Page and application data records:
━━━━━━━━

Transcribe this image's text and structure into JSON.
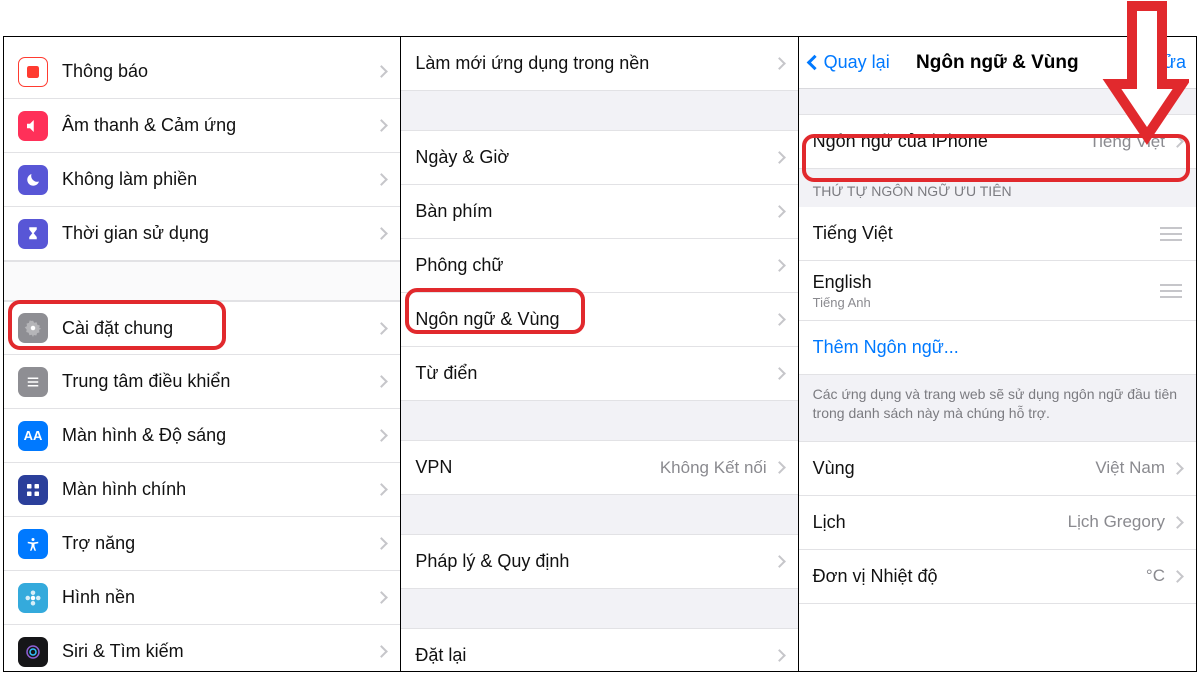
{
  "pane1": {
    "items": [
      {
        "icon": "notification",
        "bg": "#ff3b30",
        "label": "Thông báo"
      },
      {
        "icon": "speaker",
        "bg": "#ff2d55",
        "label": "Âm thanh & Cảm ứng"
      },
      {
        "icon": "moon",
        "bg": "#5856d6",
        "label": "Không làm phiền"
      },
      {
        "icon": "hourglass",
        "bg": "#5856d6",
        "label": "Thời gian sử dụng"
      },
      {
        "icon": "gear",
        "bg": "#8e8e93",
        "label": "Cài đặt chung"
      },
      {
        "icon": "sliders",
        "bg": "#8e8e93",
        "label": "Trung tâm điều khiển"
      },
      {
        "icon": "aa",
        "bg": "#0079ff",
        "label": "Màn hình & Độ sáng"
      },
      {
        "icon": "grid",
        "bg": "#2b3f9b",
        "label": "Màn hình chính"
      },
      {
        "icon": "accessibility",
        "bg": "#0079ff",
        "label": "Trợ năng"
      },
      {
        "icon": "flower",
        "bg": "#34aadc",
        "label": "Hình nền"
      },
      {
        "icon": "siri",
        "bg": "#161618",
        "label": "Siri & Tìm kiếm"
      }
    ]
  },
  "pane2": {
    "top": [
      {
        "label": "Làm mới ứng dụng trong nền"
      }
    ],
    "group1": [
      {
        "label": "Ngày & Giờ"
      },
      {
        "label": "Bàn phím"
      },
      {
        "label": "Phông chữ"
      },
      {
        "label": "Ngôn ngữ & Vùng"
      },
      {
        "label": "Từ điển"
      }
    ],
    "group2": [
      {
        "label": "VPN",
        "detail": "Không Kết nối"
      }
    ],
    "group3": [
      {
        "label": "Pháp lý & Quy định"
      }
    ],
    "group4": [
      {
        "label": "Đặt lại"
      }
    ]
  },
  "pane3": {
    "nav": {
      "back": "Quay lại",
      "title": "Ngôn ngữ & Vùng",
      "edit": "Sửa"
    },
    "iphoneLang": {
      "label": "Ngôn ngữ của iPhone",
      "value": "Tiếng Việt"
    },
    "prefHeader": "THỨ TỰ NGÔN NGỮ ƯU TIÊN",
    "langs": [
      {
        "name": "Tiếng Việt",
        "sub": ""
      },
      {
        "name": "English",
        "sub": "Tiếng Anh"
      }
    ],
    "addLang": "Thêm Ngôn ngữ...",
    "footnote": "Các ứng dụng và trang web sẽ sử dụng ngôn ngữ đầu tiên trong danh sách này mà chúng hỗ trợ.",
    "region": {
      "label": "Vùng",
      "value": "Việt Nam"
    },
    "calendar": {
      "label": "Lịch",
      "value": "Lịch Gregory"
    },
    "temp": {
      "label": "Đơn vị Nhiệt độ",
      "value": "°C"
    }
  }
}
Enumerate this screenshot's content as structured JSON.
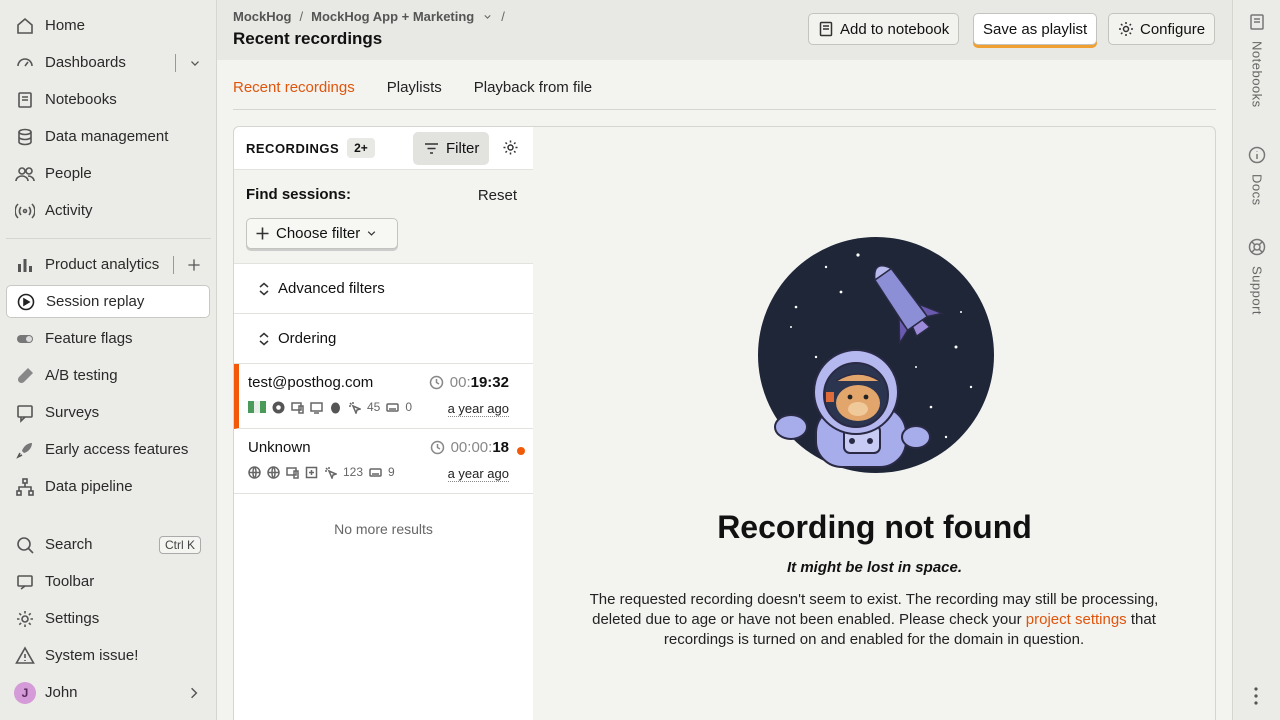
{
  "sidebar": {
    "items": [
      {
        "label": "Home",
        "icon": "home-icon"
      },
      {
        "label": "Dashboards",
        "icon": "dashboard-icon"
      },
      {
        "label": "Notebooks",
        "icon": "notebook-icon"
      },
      {
        "label": "Data management",
        "icon": "database-icon"
      },
      {
        "label": "People",
        "icon": "people-icon"
      },
      {
        "label": "Activity",
        "icon": "activity-icon"
      },
      {
        "label": "Product analytics",
        "icon": "bar-chart-icon"
      },
      {
        "label": "Session replay",
        "icon": "replay-icon"
      },
      {
        "label": "Feature flags",
        "icon": "toggle-icon"
      },
      {
        "label": "A/B testing",
        "icon": "flask-icon"
      },
      {
        "label": "Surveys",
        "icon": "survey-icon"
      },
      {
        "label": "Early access features",
        "icon": "rocket-icon"
      },
      {
        "label": "Data pipeline",
        "icon": "pipeline-icon"
      }
    ],
    "bottom": [
      {
        "label": "Search",
        "icon": "search-icon",
        "shortcut": "Ctrl K"
      },
      {
        "label": "Toolbar",
        "icon": "toolbar-icon"
      },
      {
        "label": "Settings",
        "icon": "gear-icon"
      },
      {
        "label": "System issue!",
        "icon": "warning-icon"
      },
      {
        "label": "John",
        "avatar_letter": "J"
      }
    ]
  },
  "header": {
    "breadcrumb": [
      "MockHog",
      "MockHog App + Marketing"
    ],
    "title": "Recent recordings",
    "buttons": {
      "add_notebook": "Add to notebook",
      "save_playlist": "Save as playlist",
      "configure": "Configure"
    }
  },
  "right_rail": [
    "Notebooks",
    "Docs",
    "Support"
  ],
  "tabs": [
    {
      "label": "Recent recordings",
      "active": true
    },
    {
      "label": "Playlists",
      "active": false
    },
    {
      "label": "Playback from file",
      "active": false
    }
  ],
  "recordings": {
    "title": "RECORDINGS",
    "count": "2+",
    "filter_label": "Filter",
    "find_label": "Find sessions:",
    "reset_label": "Reset",
    "choose_filter": "Choose filter",
    "advanced": "Advanced filters",
    "ordering": "Ordering",
    "items": [
      {
        "person": "test@posthog.com",
        "dur_dim": "00:",
        "dur_strong": "19:32",
        "clicks": "45",
        "keys": "0",
        "ago": "a year ago"
      },
      {
        "person": "Unknown",
        "dur_dim": "00:00:",
        "dur_strong": "18",
        "clicks": "123",
        "keys": "9",
        "ago": "a year ago"
      }
    ],
    "no_more": "No more results"
  },
  "viewer": {
    "title": "Recording not found",
    "subtitle": "It might be lost in space.",
    "desc_before": "The requested recording doesn't seem to exist. The recording may still be processing, deleted due to age or have not been enabled. Please check your ",
    "desc_link": "project settings",
    "desc_after": " that recordings is turned on and enabled for the domain in question."
  },
  "colors": {
    "accent": "#e0550b",
    "selected_bar": "#f25a0a"
  }
}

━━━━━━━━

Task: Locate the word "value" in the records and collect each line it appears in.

Exercise solution:
      "value": "Tiếng Việt"
      "value": "Việt Nam"
      "value": "Lịch Gregory"
      "value": "°C"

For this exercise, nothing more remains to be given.